DATASET RECORDS:
*****

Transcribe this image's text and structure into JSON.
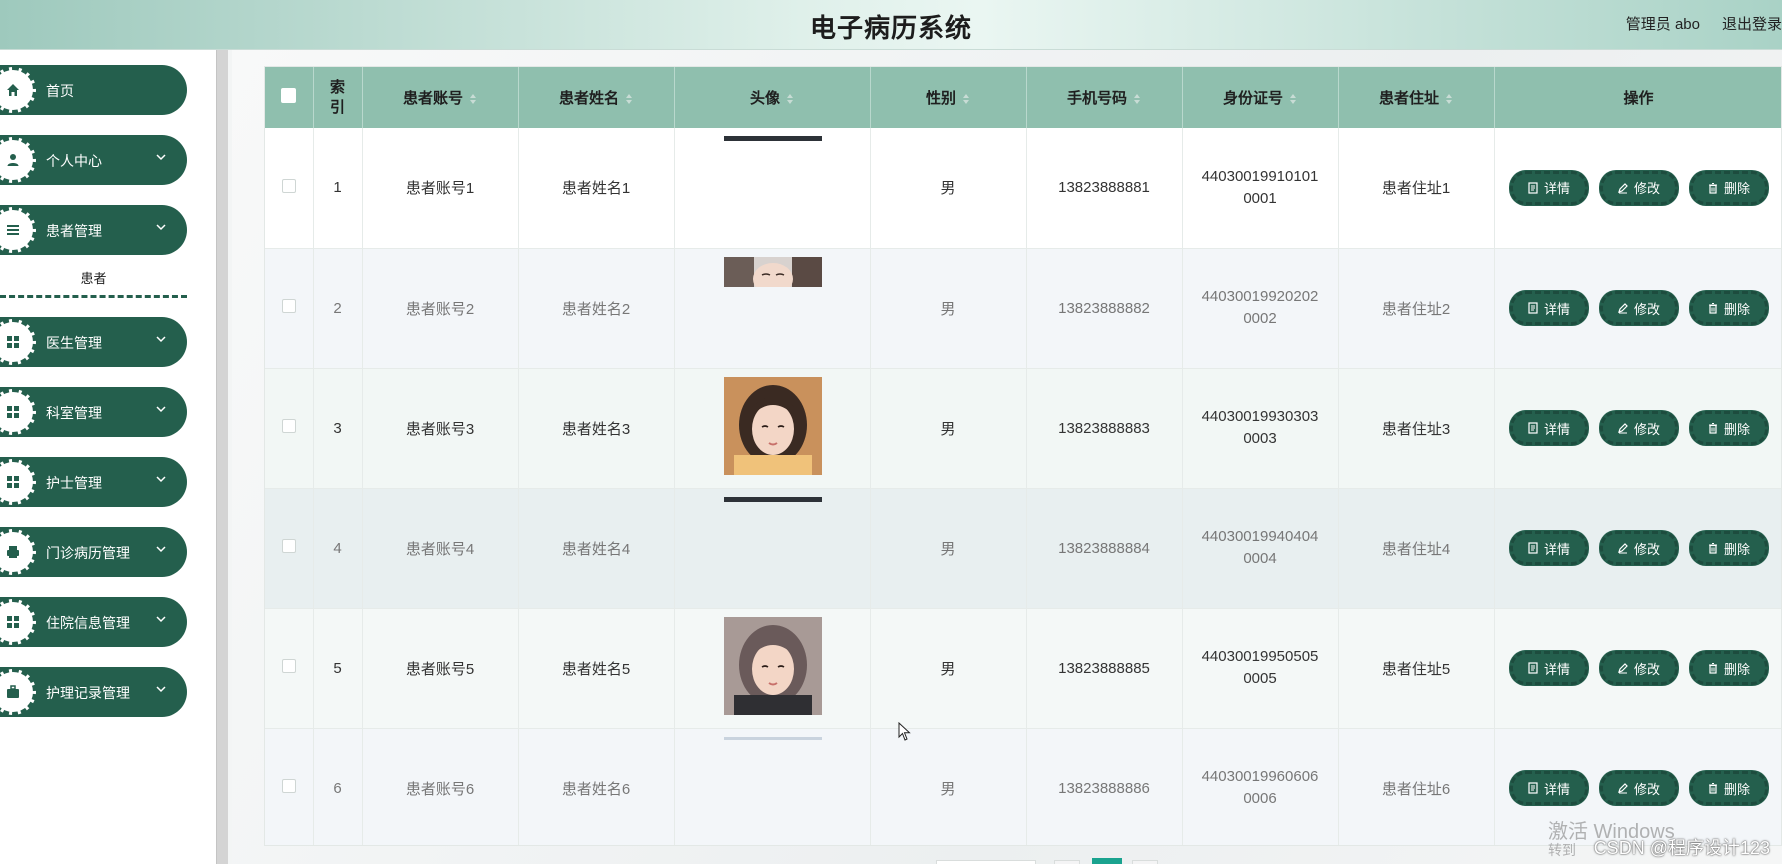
{
  "header": {
    "title": "电子病历系统",
    "user": "管理员 abo",
    "logout": "退出登录"
  },
  "sidebar": {
    "items": [
      {
        "label": "首页",
        "icon": "home-icon"
      },
      {
        "label": "个人中心",
        "icon": "user-icon"
      },
      {
        "label": "患者管理",
        "icon": "list-icon"
      },
      {
        "label": "医生管理",
        "icon": "grid-icon"
      },
      {
        "label": "科室管理",
        "icon": "grid-icon"
      },
      {
        "label": "护士管理",
        "icon": "grid-icon"
      },
      {
        "label": "门诊病历管理",
        "icon": "printer-icon"
      },
      {
        "label": "住院信息管理",
        "icon": "grid-icon"
      },
      {
        "label": "护理记录管理",
        "icon": "briefcase-icon"
      }
    ],
    "sub_item": "患者"
  },
  "table": {
    "headers": [
      "索引",
      "患者账号",
      "患者姓名",
      "头像",
      "性别",
      "手机号码",
      "身份证号",
      "患者住址",
      "操作"
    ],
    "rows": [
      {
        "index": "1",
        "account": "患者账号1",
        "name": "患者姓名1",
        "gender": "男",
        "phone": "13823888881",
        "id1": "44030019910101",
        "id2": "0001",
        "address": "患者住址1",
        "avatar": "photo-strip"
      },
      {
        "index": "2",
        "account": "患者账号2",
        "name": "患者姓名2",
        "gender": "男",
        "phone": "13823888882",
        "id1": "44030019920202",
        "id2": "0002",
        "address": "患者住址2",
        "avatar": "photo-partial"
      },
      {
        "index": "3",
        "account": "患者账号3",
        "name": "患者姓名3",
        "gender": "男",
        "phone": "13823888883",
        "id1": "44030019930303",
        "id2": "0003",
        "address": "患者住址3",
        "avatar": "photo-full"
      },
      {
        "index": "4",
        "account": "患者账号4",
        "name": "患者姓名4",
        "gender": "男",
        "phone": "13823888884",
        "id1": "44030019940404",
        "id2": "0004",
        "address": "患者住址4",
        "avatar": "photo-strip"
      },
      {
        "index": "5",
        "account": "患者账号5",
        "name": "患者姓名5",
        "gender": "男",
        "phone": "13823888885",
        "id1": "44030019950505",
        "id2": "0005",
        "address": "患者住址5",
        "avatar": "photo-full"
      },
      {
        "index": "6",
        "account": "患者账号6",
        "name": "患者姓名6",
        "gender": "男",
        "phone": "13823888886",
        "id1": "44030019960606",
        "id2": "0006",
        "address": "患者住址6",
        "avatar": "photo-strip-light"
      }
    ],
    "actions": {
      "detail": "详情",
      "edit": "修改",
      "delete": "删除"
    }
  },
  "overlay": {
    "activate_windows": "激活 Windows",
    "activate_hint": "转到",
    "csdn": "CSDN @程序设计123"
  },
  "colors": {
    "header_bg": "#8fbfae",
    "menu_bg": "#245f4d",
    "button_bg": "#245f4d"
  }
}
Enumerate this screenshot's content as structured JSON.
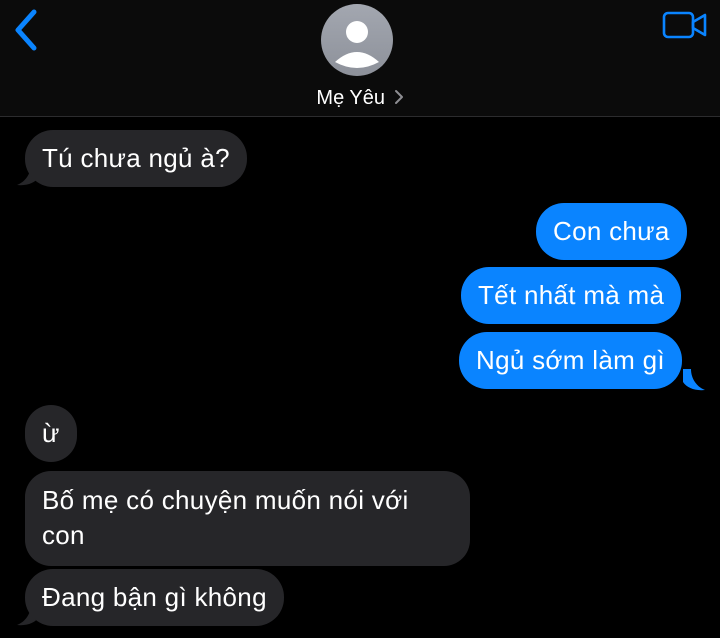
{
  "header": {
    "contact_name": "Mẹ Yêu"
  },
  "icons": {
    "back": "chevron-left-icon",
    "avatar": "person-avatar-icon",
    "name_chevron": "chevron-right-icon",
    "video": "video-camera-icon"
  },
  "colors": {
    "background": "#000000",
    "incoming_bubble": "#262629",
    "outgoing_bubble": "#0a84ff",
    "accent": "#0a84ff"
  },
  "messages": [
    {
      "direction": "incoming",
      "text": "Tú chưa ngủ à?"
    },
    {
      "direction": "outgoing",
      "text": "Con chưa"
    },
    {
      "direction": "outgoing",
      "text": "Tết nhất mà mà"
    },
    {
      "direction": "outgoing",
      "text": "Ngủ sớm làm gì"
    },
    {
      "direction": "incoming",
      "text": "ừ"
    },
    {
      "direction": "incoming",
      "text": "Bố mẹ có chuyện muốn nói với con"
    },
    {
      "direction": "incoming",
      "text": "Đang bận gì không"
    }
  ]
}
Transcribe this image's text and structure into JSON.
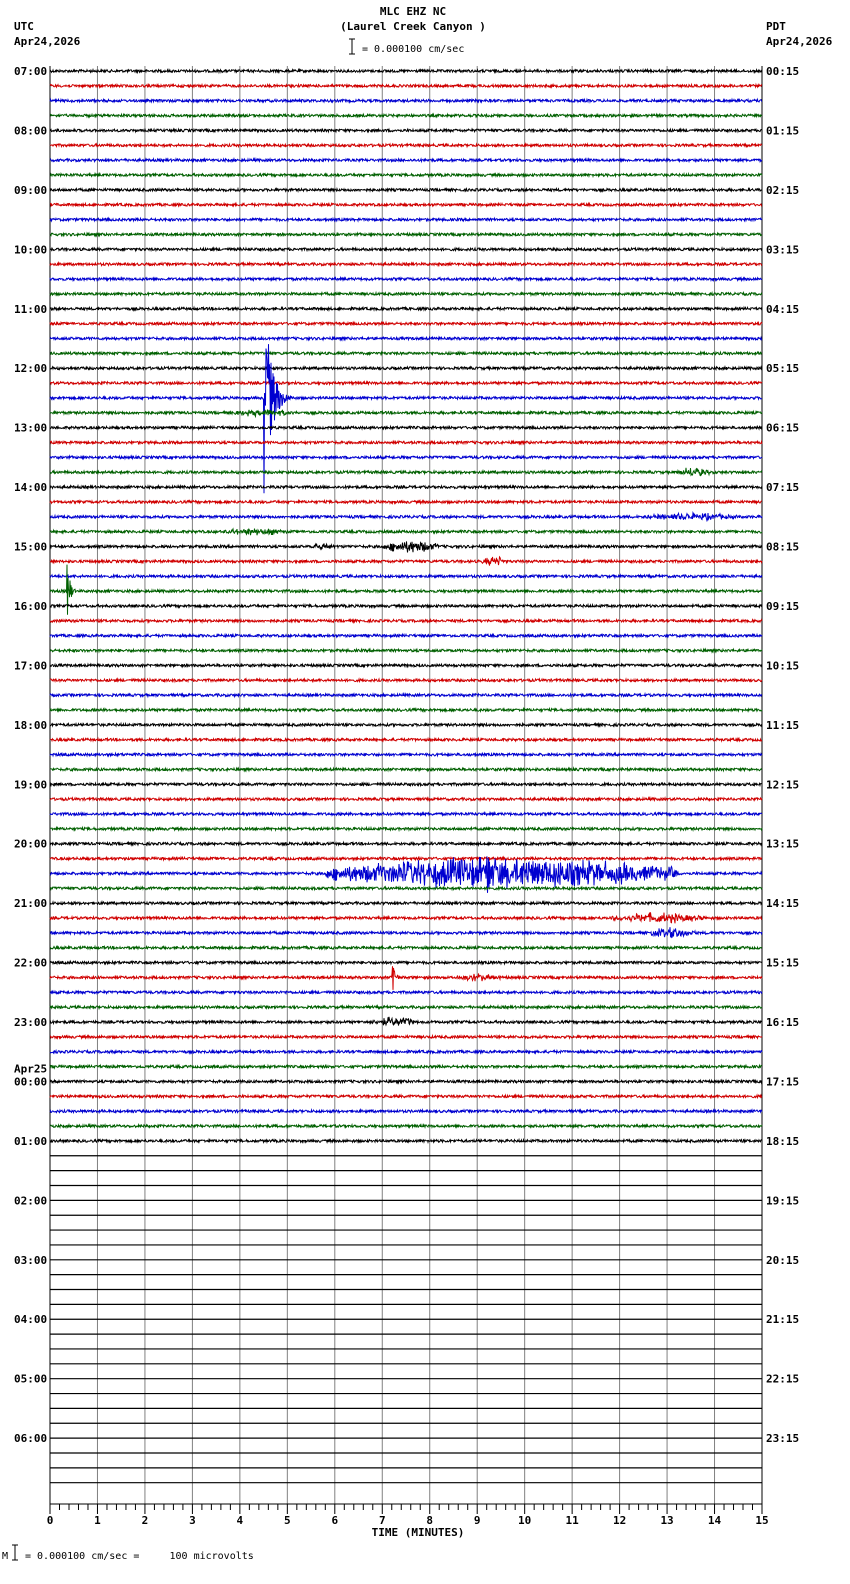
{
  "header": {
    "station": "MLC EHZ NC",
    "location": "(Laurel Creek Canyon )",
    "scale": "= 0.000100 cm/sec",
    "left_tz": "UTC",
    "left_date": "Apr24,2026",
    "right_tz": "PDT",
    "right_date": "Apr24,2026"
  },
  "footer": {
    "scale_note": "= 0.000100 cm/sec =     100 microvolts",
    "marker": "M"
  },
  "chart_data": {
    "type": "line",
    "title": "MLC EHZ NC (Laurel Creek Canyon )",
    "xlabel": "TIME (MINUTES)",
    "xlim": [
      0,
      15
    ],
    "x_ticks": [
      "0",
      "1",
      "2",
      "3",
      "4",
      "5",
      "6",
      "7",
      "8",
      "9",
      "10",
      "11",
      "12",
      "13",
      "14",
      "15"
    ],
    "traces_total": 96,
    "traces_with_data": 73,
    "trace_colors": [
      "#000000",
      "#d00000",
      "#0000d0",
      "#006000"
    ],
    "grid_color": "#808080",
    "left_labels": [
      {
        "row": 0,
        "text": "07:00"
      },
      {
        "row": 4,
        "text": "08:00"
      },
      {
        "row": 8,
        "text": "09:00"
      },
      {
        "row": 12,
        "text": "10:00"
      },
      {
        "row": 16,
        "text": "11:00"
      },
      {
        "row": 20,
        "text": "12:00"
      },
      {
        "row": 24,
        "text": "13:00"
      },
      {
        "row": 28,
        "text": "14:00"
      },
      {
        "row": 32,
        "text": "15:00"
      },
      {
        "row": 36,
        "text": "16:00"
      },
      {
        "row": 40,
        "text": "17:00"
      },
      {
        "row": 44,
        "text": "18:00"
      },
      {
        "row": 48,
        "text": "19:00"
      },
      {
        "row": 52,
        "text": "20:00"
      },
      {
        "row": 56,
        "text": "21:00"
      },
      {
        "row": 60,
        "text": "22:00"
      },
      {
        "row": 64,
        "text": "23:00"
      },
      {
        "row": 68,
        "text": "00:00",
        "date": "Apr25"
      },
      {
        "row": 72,
        "text": "01:00"
      },
      {
        "row": 76,
        "text": "02:00"
      },
      {
        "row": 80,
        "text": "03:00"
      },
      {
        "row": 84,
        "text": "04:00"
      },
      {
        "row": 88,
        "text": "05:00"
      },
      {
        "row": 92,
        "text": "06:00"
      }
    ],
    "right_labels": [
      {
        "row": 0,
        "text": "00:15"
      },
      {
        "row": 4,
        "text": "01:15"
      },
      {
        "row": 8,
        "text": "02:15"
      },
      {
        "row": 12,
        "text": "03:15"
      },
      {
        "row": 16,
        "text": "04:15"
      },
      {
        "row": 20,
        "text": "05:15"
      },
      {
        "row": 24,
        "text": "06:15"
      },
      {
        "row": 28,
        "text": "07:15"
      },
      {
        "row": 32,
        "text": "08:15"
      },
      {
        "row": 36,
        "text": "09:15"
      },
      {
        "row": 40,
        "text": "10:15"
      },
      {
        "row": 44,
        "text": "11:15"
      },
      {
        "row": 48,
        "text": "12:15"
      },
      {
        "row": 52,
        "text": "13:15"
      },
      {
        "row": 56,
        "text": "14:15"
      },
      {
        "row": 60,
        "text": "15:15"
      },
      {
        "row": 64,
        "text": "16:15"
      },
      {
        "row": 68,
        "text": "17:15"
      },
      {
        "row": 72,
        "text": "18:15"
      },
      {
        "row": 76,
        "text": "19:15"
      },
      {
        "row": 80,
        "text": "20:15"
      },
      {
        "row": 84,
        "text": "21:15"
      },
      {
        "row": 88,
        "text": "22:15"
      },
      {
        "row": 92,
        "text": "23:15"
      }
    ],
    "events": [
      {
        "row": 22,
        "start": 4.5,
        "end": 5.4,
        "amp": 110,
        "type": "spike"
      },
      {
        "row": 23,
        "start": 3.8,
        "end": 5.2,
        "amp": 3,
        "type": "burst"
      },
      {
        "row": 27,
        "start": 13.2,
        "end": 13.9,
        "amp": 4,
        "type": "burst"
      },
      {
        "row": 30,
        "start": 12.5,
        "end": 14.5,
        "amp": 3,
        "type": "burst"
      },
      {
        "row": 31,
        "start": 3.6,
        "end": 5.0,
        "amp": 3,
        "type": "burst"
      },
      {
        "row": 32,
        "start": 7.0,
        "end": 8.2,
        "amp": 5,
        "type": "burst"
      },
      {
        "row": 32,
        "start": 5.5,
        "end": 6.0,
        "amp": 3,
        "type": "burst"
      },
      {
        "row": 33,
        "start": 9.1,
        "end": 9.6,
        "amp": 4,
        "type": "burst"
      },
      {
        "row": 35,
        "start": 0.35,
        "end": 0.7,
        "amp": 40,
        "type": "spike"
      },
      {
        "row": 54,
        "start": 5.8,
        "end": 13.2,
        "amp": 12,
        "type": "burst"
      },
      {
        "row": 54,
        "start": 9.2,
        "end": 9.7,
        "amp": 40,
        "type": "spike"
      },
      {
        "row": 57,
        "start": 11.8,
        "end": 13.8,
        "amp": 4,
        "type": "burst"
      },
      {
        "row": 58,
        "start": 12.6,
        "end": 13.6,
        "amp": 4,
        "type": "burst"
      },
      {
        "row": 61,
        "start": 7.2,
        "end": 7.5,
        "amp": 35,
        "type": "spike"
      },
      {
        "row": 61,
        "start": 8.5,
        "end": 9.5,
        "amp": 3,
        "type": "burst"
      },
      {
        "row": 64,
        "start": 6.8,
        "end": 7.7,
        "amp": 4,
        "type": "burst"
      }
    ]
  }
}
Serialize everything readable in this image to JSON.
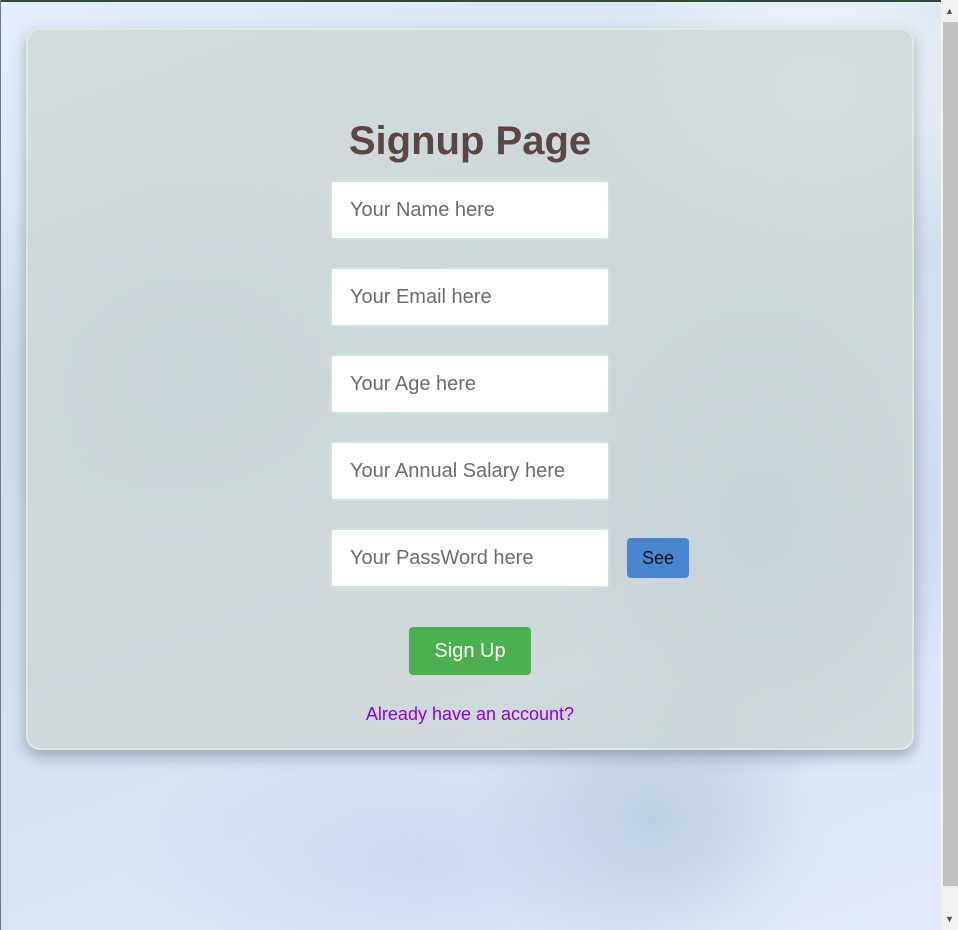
{
  "page": {
    "title": "Signup Page"
  },
  "form": {
    "name_placeholder": "Your Name here",
    "email_placeholder": "Your Email here",
    "age_placeholder": "Your Age here",
    "salary_placeholder": "Your Annual Salary here",
    "password_placeholder": "Your PassWord here",
    "see_label": "See",
    "signup_label": "Sign Up",
    "login_link": "Already have an account?"
  },
  "colors": {
    "title": "#5b4545",
    "see_button": "#4a86cf",
    "signup_button": "#4caf50",
    "link": "#8a00e6"
  },
  "icons": {
    "scroll_up": "scroll-up-arrow",
    "scroll_down": "scroll-down-arrow"
  }
}
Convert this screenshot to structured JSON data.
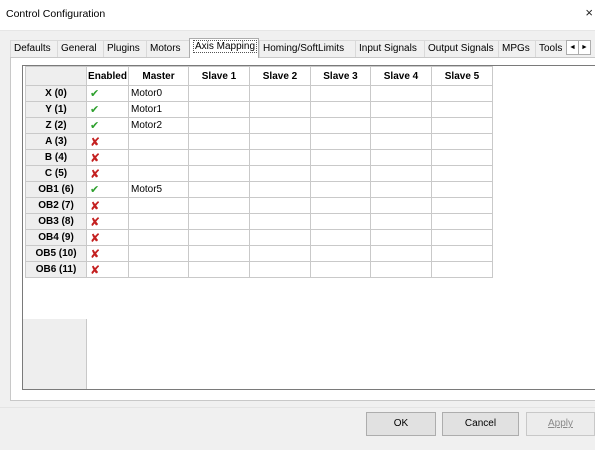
{
  "window": {
    "title": "Control Configuration",
    "close_glyph": "×"
  },
  "tabs": [
    {
      "label": "Defaults"
    },
    {
      "label": "General"
    },
    {
      "label": "Plugins"
    },
    {
      "label": "Motors"
    },
    {
      "label": "Axis Mapping",
      "active": true
    },
    {
      "label": "Homing/SoftLimits"
    },
    {
      "label": "Input Signals"
    },
    {
      "label": "Output Signals"
    },
    {
      "label": "MPGs"
    },
    {
      "label": "Tools"
    }
  ],
  "tab_scroll": {
    "left": "◄",
    "right": "►"
  },
  "grid": {
    "columns": [
      "Enabled",
      "Master",
      "Slave 1",
      "Slave 2",
      "Slave 3",
      "Slave 4",
      "Slave 5"
    ],
    "rows": [
      {
        "axis": "X (0)",
        "enabled": true,
        "master": "Motor0"
      },
      {
        "axis": "Y (1)",
        "enabled": true,
        "master": "Motor1"
      },
      {
        "axis": "Z (2)",
        "enabled": true,
        "master": "Motor2"
      },
      {
        "axis": "A (3)",
        "enabled": false,
        "master": ""
      },
      {
        "axis": "B (4)",
        "enabled": false,
        "master": ""
      },
      {
        "axis": "C (5)",
        "enabled": false,
        "master": ""
      },
      {
        "axis": "OB1 (6)",
        "enabled": true,
        "master": "Motor5"
      },
      {
        "axis": "OB2 (7)",
        "enabled": false,
        "master": ""
      },
      {
        "axis": "OB3 (8)",
        "enabled": false,
        "master": ""
      },
      {
        "axis": "OB4 (9)",
        "enabled": false,
        "master": ""
      },
      {
        "axis": "OB5 (10)",
        "enabled": false,
        "master": ""
      },
      {
        "axis": "OB6 (11)",
        "enabled": false,
        "master": ""
      }
    ],
    "enabled_icon": "check-icon",
    "disabled_icon": "cross-icon",
    "colors": {
      "check": "#2da02d",
      "cross": "#c42020"
    }
  },
  "buttons": {
    "ok": "OK",
    "cancel": "Cancel",
    "apply": "Apply"
  }
}
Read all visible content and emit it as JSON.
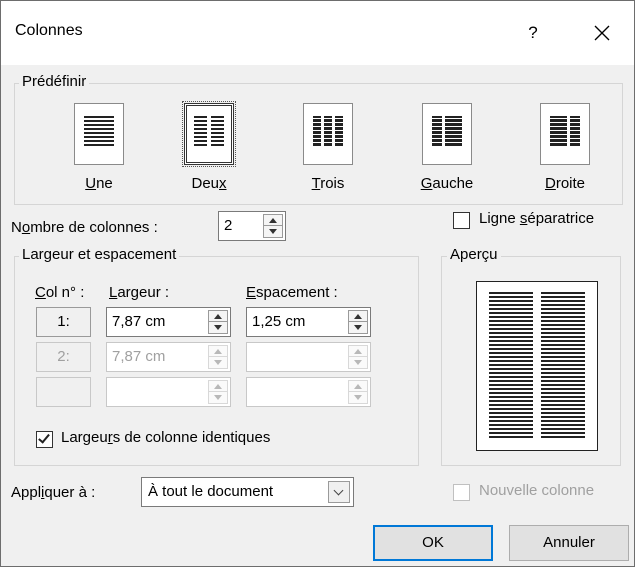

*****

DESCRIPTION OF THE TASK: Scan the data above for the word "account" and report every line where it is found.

EXERCISE RESPONSE:
        "account": "患者账号1",
        "account": "患者账号2",
        "account": "患者账号3",
        "account": "患者账号4",
        "account": "患者账号5",
        "account": "患者账号6",
    "login_link": "Already have an account?"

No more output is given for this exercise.